### What you need to do
Set down the material exactly, keeping every line whole.

■ ■ ■

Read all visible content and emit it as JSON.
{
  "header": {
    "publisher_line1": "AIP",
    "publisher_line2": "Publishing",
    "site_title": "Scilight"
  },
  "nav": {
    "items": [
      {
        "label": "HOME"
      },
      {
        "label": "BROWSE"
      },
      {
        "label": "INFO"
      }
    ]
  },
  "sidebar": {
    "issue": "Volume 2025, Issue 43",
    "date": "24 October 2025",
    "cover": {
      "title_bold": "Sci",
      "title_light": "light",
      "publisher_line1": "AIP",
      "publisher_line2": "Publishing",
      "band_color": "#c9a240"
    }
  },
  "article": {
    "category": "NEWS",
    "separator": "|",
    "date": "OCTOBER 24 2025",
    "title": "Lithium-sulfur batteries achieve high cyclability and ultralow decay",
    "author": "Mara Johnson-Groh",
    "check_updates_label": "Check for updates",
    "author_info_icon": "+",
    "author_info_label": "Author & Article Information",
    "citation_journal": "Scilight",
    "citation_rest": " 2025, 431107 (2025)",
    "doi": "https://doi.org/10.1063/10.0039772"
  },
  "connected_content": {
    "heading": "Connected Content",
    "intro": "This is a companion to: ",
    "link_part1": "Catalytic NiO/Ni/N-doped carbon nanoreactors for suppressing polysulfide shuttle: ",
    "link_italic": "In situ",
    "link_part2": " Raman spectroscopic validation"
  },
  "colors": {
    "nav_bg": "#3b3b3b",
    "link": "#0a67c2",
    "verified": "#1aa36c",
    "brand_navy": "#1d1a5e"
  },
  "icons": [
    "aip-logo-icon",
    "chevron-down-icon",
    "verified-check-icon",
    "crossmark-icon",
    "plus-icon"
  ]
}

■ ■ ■

### Response below
Read all visible content and emit it as JSON.
{
  "header": {
    "publisher_line1": "AIP",
    "publisher_line2": "Publishing",
    "site_title": "Scilight"
  },
  "nav": {
    "items": [
      {
        "label": "HOME"
      },
      {
        "label": "BROWSE"
      },
      {
        "label": "INFO"
      }
    ]
  },
  "sidebar": {
    "issue": "Volume 2025, Issue 43",
    "date": "24 October 2025",
    "cover": {
      "title_bold": "Sci",
      "title_light": "light",
      "publisher_line1": "AIP",
      "publisher_line2": "Publishing",
      "band_color": "#c9a240"
    }
  },
  "article": {
    "category": "NEWS",
    "separator": "|",
    "date": "OCTOBER 24 2025",
    "title": "Lithium-sulfur batteries achieve high cyclability and ultralow decay",
    "author": "Mara Johnson-Groh",
    "check_updates_label": "Check for updates",
    "author_info_icon": "+",
    "author_info_label": "Author & Article Information",
    "citation_journal": "Scilight",
    "citation_rest": " 2025, 431107 (2025)",
    "doi": "https://doi.org/10.1063/10.0039772"
  },
  "connected_content": {
    "heading": "Connected Content",
    "intro": "This is a companion to: ",
    "link_part1": "Catalytic NiO/Ni/N-doped carbon nanoreactors for suppressing polysulfide shuttle: ",
    "link_italic": "In situ",
    "link_part2": " Raman spectroscopic validation"
  },
  "colors": {
    "nav_bg": "#3b3b3b",
    "link": "#0a67c2",
    "verified": "#1aa36c",
    "brand_navy": "#1d1a5e"
  },
  "icons": [
    "aip-logo-icon",
    "chevron-down-icon",
    "verified-check-icon",
    "crossmark-icon",
    "plus-icon"
  ]
}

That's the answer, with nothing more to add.